An engineer at SquareSpace once referred to his company as "an overnight success, 7-years in the making." This cheeky insight pays homage to the marathon of work that is often required when building a successful product and / or business. Which begs the question: when is it appropriate to start thinking about scale? Should you be taking it into account during early ideation and the construction of your MVP (Minimum Viable Product)? Or, should you kick the can down the road with the assumption that you can always throw money at the problem later (either by hiring smart people or by vertically scaling your existing compute resources)?
This week, the crew talks about their experience in scaling web application systems; what they have - and haven't yet - had the need to consider; and, how they calculate the return on investment (ROI) when it comes to adding complexity to a potential solution ("innovation tokens", anyone?).
If you like this episode about scaling, you may also enjoy our previous episode on Monoliths vs. Microservices.
Triumphs & Failures
Adam's Triumph - After switching to a new platform, his ORM (Object-Relational Mapping) code stopped working for "reasons". And, instead of spending a whole week trying to figure it out, he just spent a single day replacing the problematic ORM queries with native SQL statements. This was a veritable "Master Class" in pragmatic problem solving.
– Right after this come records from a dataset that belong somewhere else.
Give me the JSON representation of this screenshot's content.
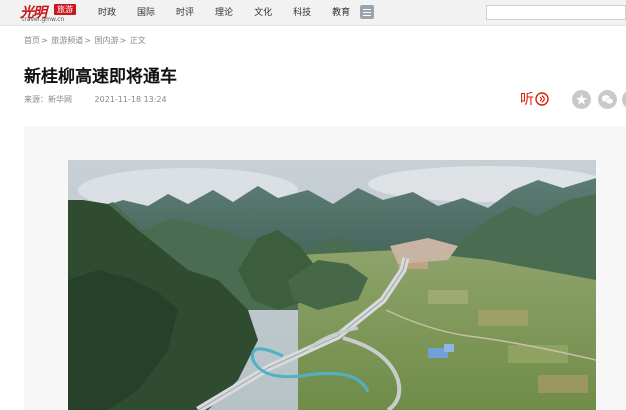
{
  "header": {
    "logo_script": "光明",
    "logo_badge": "旅游",
    "logo_url": "travel.gmw.cn",
    "nav": [
      "时政",
      "国际",
      "时评",
      "理论",
      "文化",
      "科技",
      "教育"
    ],
    "search": {
      "value": "",
      "placeholder": ""
    }
  },
  "breadcrumb": [
    "首页",
    "旅游频道",
    "国内游",
    "正文"
  ],
  "article": {
    "title": "新桂柳高速即将通车",
    "source": "来源：新华网",
    "date": "2021-11-18 13:24",
    "listen_label": "听"
  },
  "colors": {
    "brand_red": "#c8161d",
    "listen_red": "#d81e06",
    "share_gray": "#c9c9c9"
  },
  "icons": [
    "menu-icon",
    "listen-icon",
    "star-icon",
    "wechat-icon",
    "weibo-icon"
  ]
}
Ben's Failure / Triumph - This week has been kicking his butt! He's exhausted and stressed out - even his feet hurt. This is due, primarily, to the HTML emails that he's been crafting at work. That said, he's been able to take his "failure" and transform it into a "triumph" by channeling that frustration into an exciting new approach for building HTML emails that's powered by ColdFusion Custom Tags. It's still early, but he's hella stoked on the concept!
Carol's Triumph - She wrote some rather complicated code that dealt with edge-cases in her application that weren't really ever going to happen. And, when her teammates discussed this with her, she did the honorable thing and removed her code, leaving in its place a much simpler solution. The real triumph here is that she was able to overcome the "sunk cost fallacy" we engineers often succumb to when having to confront the questionable value of our own solutions.
Tim's Failure - What started out as a thrilling exploration of Redis has turned into a battle for sanity! For reasons that he has not yet been able to understand, the data that he's been writing to a Redis cache isn't always available for immediate read. This is in his local development environment and he's the only one hitting the code. It just doesn't make any sense!
Notes & Links
- Redis - a blazing-fast in-memory data structure store.
- CFRedis - a ColdFusion client for the Jedis Java driver for Redis.
- Jedis - a blazingly small and sane Java client for Redis.
- Mango Blog - an extensible blog engine released under the Apache license, built with ColdFusion.
- CockroachDB - a distributed SQL database built on a transactional and strongly-consistent key-value store.
- Dan McKinley: Boring Technology Club - a spoken word version of Dan's essay, "Choose Boring Technology".
- Ben Nadel: "Enterprise" is not a dirty word - a blog post discussing the merits of "enterprise" software.
- FrameworkOne (FW/1) - a light-weight conventions-over-configuration framework for ColdFusion web applications.
- Blocking-Request Budget - a concept in which serving a user's request can only entail a limited number of blocking requests.
- AWS Fargate - services compute for containers.
- AWS Lambda - a "functions as a service" (FaaS) platform.
- Mailgun - an email service provider (ESP) built for developers.
- Let's Encrypt - a nonprofit Certificate Authority that has brought free TLS certificates to the masses.
Follow the show! Our website is workingcode.dev and we're @WorkingCodePod on Twitter and Instagram. New episodes weekly on Wednesday.
And, if you're feeling the love, support us on Patreon.
next episode: 011: Listener Questions #1
prev episode: 009: Testing